Action from Council on Bishops

12/9/2009

:: Action from Council on Bishops

Council of Bishops Adopt
"God's Renewed Creation: Call to Hope and Action"   


In a statement that says, "We cannot help the world until we change our way of being in it," the bishops of The United Methodist Church announced a significant call to all United Methodists, ecumenical and inter-religious partners and people of goodwill around the world.

"As bishops, we know that critical issues of the day have left people feeling fearful, cynical, hopeless and overwhelmed," said Bishop Gregory Palmer, president of the Council of Bishops."God's Renewed Creation: Call to Hope and Action contains our pledges to work in hopeful and robust ways for transforming change as God's stewards of creation. We invite the church and our partners around the world to join us."

Stating that they "cannot remain silent while God's people and God's planet suffer," the 69 active bishops of The United Methodist Church addressed the pastoral letter and foundation document to the 11.3 million global members of the denomination.

The bishops recommend that the pastoral letter be read aloud in worship during the season of Advent in each of 42,600 congregations worldwide. A liturgical setting for the letter offers responsive elements for congregational participation. These are a "lament for God's people and God's planet," confession of "failure to embody the image of God" and call to action inviting everyone to join the bishops in their own nine pledges for urgent, effective action.

The final documents will be available online http://bishops.umc.org/interior.asp?ptid=21&mid=5855  by November 9, 2009 and in French, Portuguese, German, Spanish and Korean as soon as possible. Study guides for adults and leaders with children are being prepared for Lenten studies in 2010.

The focus of the bishops' message is three interconnected global threats to God's good creation:
    • Pandemic poverty and disease
    • Environmental degradation
    • The proliferation of weapons and violence.
"We spent many months listening to the concerns and hopes of over 5,400 United Methodists worldwide of every age and status," said Bishop Timothy Whitaker of Florida, Chair of the Task Force that brought the proposal to the Council. "We are building on a strong church tradition of seriously engaging public policy issues that most affect the human race-especially our young people."

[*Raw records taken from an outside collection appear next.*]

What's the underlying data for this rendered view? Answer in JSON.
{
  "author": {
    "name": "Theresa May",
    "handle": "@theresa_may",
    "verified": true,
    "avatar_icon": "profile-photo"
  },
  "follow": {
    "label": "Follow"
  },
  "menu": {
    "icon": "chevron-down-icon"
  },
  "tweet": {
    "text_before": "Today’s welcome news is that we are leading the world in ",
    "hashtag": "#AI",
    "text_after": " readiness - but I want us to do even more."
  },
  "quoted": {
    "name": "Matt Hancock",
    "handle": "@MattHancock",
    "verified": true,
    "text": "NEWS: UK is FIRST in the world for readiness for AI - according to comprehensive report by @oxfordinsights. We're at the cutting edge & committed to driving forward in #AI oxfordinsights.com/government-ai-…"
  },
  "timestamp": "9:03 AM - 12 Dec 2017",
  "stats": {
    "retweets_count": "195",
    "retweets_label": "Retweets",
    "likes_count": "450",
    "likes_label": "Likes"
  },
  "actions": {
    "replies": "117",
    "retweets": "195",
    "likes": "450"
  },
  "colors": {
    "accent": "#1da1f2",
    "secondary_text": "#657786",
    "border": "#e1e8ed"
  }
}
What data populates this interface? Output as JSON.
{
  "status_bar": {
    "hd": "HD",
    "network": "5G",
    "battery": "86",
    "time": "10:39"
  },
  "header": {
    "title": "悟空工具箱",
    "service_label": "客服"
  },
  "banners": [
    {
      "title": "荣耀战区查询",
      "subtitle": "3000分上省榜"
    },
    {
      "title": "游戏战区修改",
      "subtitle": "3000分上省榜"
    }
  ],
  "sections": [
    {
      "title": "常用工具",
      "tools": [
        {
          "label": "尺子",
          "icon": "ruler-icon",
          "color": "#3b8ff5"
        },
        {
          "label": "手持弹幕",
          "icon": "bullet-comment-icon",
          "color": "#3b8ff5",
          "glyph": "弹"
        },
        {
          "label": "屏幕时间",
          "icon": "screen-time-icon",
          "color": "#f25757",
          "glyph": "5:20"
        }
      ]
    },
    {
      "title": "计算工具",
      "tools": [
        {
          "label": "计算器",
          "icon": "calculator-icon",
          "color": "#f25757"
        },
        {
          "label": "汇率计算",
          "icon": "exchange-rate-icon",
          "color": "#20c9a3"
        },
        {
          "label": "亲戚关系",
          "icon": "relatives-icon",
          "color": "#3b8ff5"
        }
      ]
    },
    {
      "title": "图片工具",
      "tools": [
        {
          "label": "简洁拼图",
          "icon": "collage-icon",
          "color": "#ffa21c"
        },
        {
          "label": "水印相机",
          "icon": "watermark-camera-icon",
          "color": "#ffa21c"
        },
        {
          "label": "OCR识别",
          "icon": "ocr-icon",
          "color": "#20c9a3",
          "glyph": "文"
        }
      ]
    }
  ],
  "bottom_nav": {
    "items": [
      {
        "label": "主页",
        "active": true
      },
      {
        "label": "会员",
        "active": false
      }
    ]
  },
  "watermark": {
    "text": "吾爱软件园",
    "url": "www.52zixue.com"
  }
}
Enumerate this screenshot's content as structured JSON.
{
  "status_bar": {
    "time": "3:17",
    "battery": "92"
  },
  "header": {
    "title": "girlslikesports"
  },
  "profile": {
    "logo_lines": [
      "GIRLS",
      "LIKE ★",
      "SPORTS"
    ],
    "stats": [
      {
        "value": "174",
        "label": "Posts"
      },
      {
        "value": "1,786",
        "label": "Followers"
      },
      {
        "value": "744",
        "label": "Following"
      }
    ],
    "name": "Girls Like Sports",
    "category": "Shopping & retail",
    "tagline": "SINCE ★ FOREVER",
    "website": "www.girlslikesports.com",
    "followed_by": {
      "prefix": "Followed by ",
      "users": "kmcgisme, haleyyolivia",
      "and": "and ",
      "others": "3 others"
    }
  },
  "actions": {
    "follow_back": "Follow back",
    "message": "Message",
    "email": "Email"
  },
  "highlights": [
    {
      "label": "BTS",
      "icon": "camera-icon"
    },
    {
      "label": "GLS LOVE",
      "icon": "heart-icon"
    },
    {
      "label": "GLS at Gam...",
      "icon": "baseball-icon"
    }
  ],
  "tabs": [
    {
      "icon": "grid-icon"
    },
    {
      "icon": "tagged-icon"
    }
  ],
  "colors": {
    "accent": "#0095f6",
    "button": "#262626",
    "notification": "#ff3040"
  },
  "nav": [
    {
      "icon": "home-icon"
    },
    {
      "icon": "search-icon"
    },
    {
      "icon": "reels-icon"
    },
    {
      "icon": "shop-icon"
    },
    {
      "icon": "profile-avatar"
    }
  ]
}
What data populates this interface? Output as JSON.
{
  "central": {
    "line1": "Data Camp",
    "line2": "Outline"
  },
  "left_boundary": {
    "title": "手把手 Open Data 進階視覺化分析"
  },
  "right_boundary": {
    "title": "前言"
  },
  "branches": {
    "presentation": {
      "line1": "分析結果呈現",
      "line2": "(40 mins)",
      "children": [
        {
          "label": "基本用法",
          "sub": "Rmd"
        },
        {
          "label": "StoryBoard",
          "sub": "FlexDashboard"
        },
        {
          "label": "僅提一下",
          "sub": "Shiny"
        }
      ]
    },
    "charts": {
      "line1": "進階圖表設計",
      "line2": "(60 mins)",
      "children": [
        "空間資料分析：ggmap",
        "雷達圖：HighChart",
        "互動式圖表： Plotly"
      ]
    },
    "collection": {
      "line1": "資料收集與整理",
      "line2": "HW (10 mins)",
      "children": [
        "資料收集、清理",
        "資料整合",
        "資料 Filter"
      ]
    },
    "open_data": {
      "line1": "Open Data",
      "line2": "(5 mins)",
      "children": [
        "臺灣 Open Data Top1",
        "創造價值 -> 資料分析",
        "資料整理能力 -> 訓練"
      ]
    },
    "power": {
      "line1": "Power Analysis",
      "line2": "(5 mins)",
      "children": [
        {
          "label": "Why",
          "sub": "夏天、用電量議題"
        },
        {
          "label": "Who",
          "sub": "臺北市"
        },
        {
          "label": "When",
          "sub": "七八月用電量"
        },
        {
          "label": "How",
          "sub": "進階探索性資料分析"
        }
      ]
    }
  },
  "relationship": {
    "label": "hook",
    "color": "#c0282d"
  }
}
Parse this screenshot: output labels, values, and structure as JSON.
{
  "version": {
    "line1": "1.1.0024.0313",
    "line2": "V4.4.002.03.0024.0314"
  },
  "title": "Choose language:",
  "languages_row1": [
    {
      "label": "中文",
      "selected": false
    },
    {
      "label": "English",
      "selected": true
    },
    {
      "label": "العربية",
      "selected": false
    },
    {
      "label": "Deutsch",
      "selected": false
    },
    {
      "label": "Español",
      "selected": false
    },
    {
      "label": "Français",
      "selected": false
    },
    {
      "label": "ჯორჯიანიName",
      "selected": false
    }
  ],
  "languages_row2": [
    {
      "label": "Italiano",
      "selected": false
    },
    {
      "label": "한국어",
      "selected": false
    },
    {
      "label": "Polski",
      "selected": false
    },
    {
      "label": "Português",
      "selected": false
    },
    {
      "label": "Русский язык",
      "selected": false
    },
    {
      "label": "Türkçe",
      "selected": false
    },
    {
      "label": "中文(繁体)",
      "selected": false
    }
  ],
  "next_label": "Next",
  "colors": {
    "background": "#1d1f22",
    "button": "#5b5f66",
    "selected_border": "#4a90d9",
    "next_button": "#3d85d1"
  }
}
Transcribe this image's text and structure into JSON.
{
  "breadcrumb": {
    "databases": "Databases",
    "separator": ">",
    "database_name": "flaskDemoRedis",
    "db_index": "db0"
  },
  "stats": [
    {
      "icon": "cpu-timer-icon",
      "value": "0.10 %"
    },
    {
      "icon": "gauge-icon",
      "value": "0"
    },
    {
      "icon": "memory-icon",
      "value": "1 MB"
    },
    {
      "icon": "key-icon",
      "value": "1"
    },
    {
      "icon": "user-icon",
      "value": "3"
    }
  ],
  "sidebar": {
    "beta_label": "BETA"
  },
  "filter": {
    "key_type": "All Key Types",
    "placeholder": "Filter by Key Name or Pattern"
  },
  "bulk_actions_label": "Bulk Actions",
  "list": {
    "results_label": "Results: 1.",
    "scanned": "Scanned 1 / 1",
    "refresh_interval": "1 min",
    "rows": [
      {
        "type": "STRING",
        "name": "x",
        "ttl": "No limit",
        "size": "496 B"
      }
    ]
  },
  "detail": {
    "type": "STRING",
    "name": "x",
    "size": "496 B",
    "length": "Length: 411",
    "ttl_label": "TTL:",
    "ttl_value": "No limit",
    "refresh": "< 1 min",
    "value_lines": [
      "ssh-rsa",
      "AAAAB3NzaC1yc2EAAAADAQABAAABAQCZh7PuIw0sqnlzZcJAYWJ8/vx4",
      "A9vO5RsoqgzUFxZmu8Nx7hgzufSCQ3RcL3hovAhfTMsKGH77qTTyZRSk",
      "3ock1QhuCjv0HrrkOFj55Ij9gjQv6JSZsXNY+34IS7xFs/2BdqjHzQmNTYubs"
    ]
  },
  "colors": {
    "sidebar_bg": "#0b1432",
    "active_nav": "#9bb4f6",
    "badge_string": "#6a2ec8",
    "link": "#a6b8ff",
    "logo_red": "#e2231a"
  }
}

Feedback from United Methodists and interreligious partners in Europe, Africa, Asia (especially the Philippines), and the U.S. asked the bishops to share words of confession, prophetic reminders of biblical and Wesleyan heritage, and some ways to respond to specific calls to action.

God's Renewed Creation is the evolution of action taken 20 years ago when the bishops issued a pastoral letter called, "In Defense of Creation: The Nuclear Crisis and a Just Peace." The 1986 letter reminded all people that this world is God's creation, a sacred gift to be received and nurtured with respect, declaring an unconditional NO to the policy of deterrence and any use of nuclear weapons.

In 2004, the General Conference of The United Methodist Church authorized the Council of Bishops to update the 1986 document for our time by "educating and encouraging the church, citizens and governments to seek things which lead to a just peace." 

Council of Bishops Elects Wenner President-Designate and Goodpaster President   

The United Methodist Council of Bishops has elected Bishop Rosemarie Wenner of the Germany Episcopal Area as its president designate.
 
The council also elected Bishop Larry Goodpaster of the Charlotte Episcopal Area as president for a two-year term beginning May 6, 2010 and ending during the 2012 General Conference. Goodpaster will succeed Bishop Gregory Palmer of the Illinois Episcopal Area.
 
Bishop Goodpaster, who has served as president-designate for the past year and a half, said that he is looking forward to continuing work on reordering and rethinking church and what it might look like in the future. "Being in a position to make that vision  happen-that keeps me energized," he said.
 
Bishop Wenner is a native of Germany and attended the United Methodist Theological Seminary in Reutlingen. She was ordained in 1981 and served as pastor of congregations in Karlsruhe-Durlach, Hockenheim and Darmstadt-Sprendlingen before her appointment as superintendent of the Frankfurt District in 1996. In February 2005, she was elected bishop at the Germany Central Conference in Wuppertal--the first woman elected to the United Methodist episcopacy outside the U.S.
 
"We are clear about our priorities; we want to enable our local churches and our annual conferences to fulfill the task of making disciples for Jesus Christ for the transformation of the world," said Bishop Wenner. "I look forward to giving my contribution so that we all together might go forward in this direction and really focus on the four area of foci that we have agreed to as our priorities."
 
Bishop Wenner said that she looks forward to working in a worldwide perspective. "I hope that we can grow deeper into that relationship so that we really support each other in doing God's mission all over the world," she said.
 
The election took place during the Council's semi-annual meeting at Lake Junaluska, NC this week.